> **Aim of the exercise**
Show all lines below holding the string "subtitle".

───── Material for this exercise ─────

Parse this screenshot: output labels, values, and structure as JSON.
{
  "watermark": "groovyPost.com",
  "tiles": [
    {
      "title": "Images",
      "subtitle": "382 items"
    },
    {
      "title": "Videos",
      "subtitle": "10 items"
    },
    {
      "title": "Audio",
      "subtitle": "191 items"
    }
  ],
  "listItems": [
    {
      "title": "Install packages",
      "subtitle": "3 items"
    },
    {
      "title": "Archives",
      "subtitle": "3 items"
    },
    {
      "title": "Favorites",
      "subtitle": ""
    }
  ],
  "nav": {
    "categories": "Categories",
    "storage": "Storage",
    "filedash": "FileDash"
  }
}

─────

> **Task result**
      "subtitle": "382 items"
      "subtitle": "10 items"
      "subtitle": "191 items"
      "subtitle": "3 items"
      "subtitle": "3 items"
      "subtitle": ""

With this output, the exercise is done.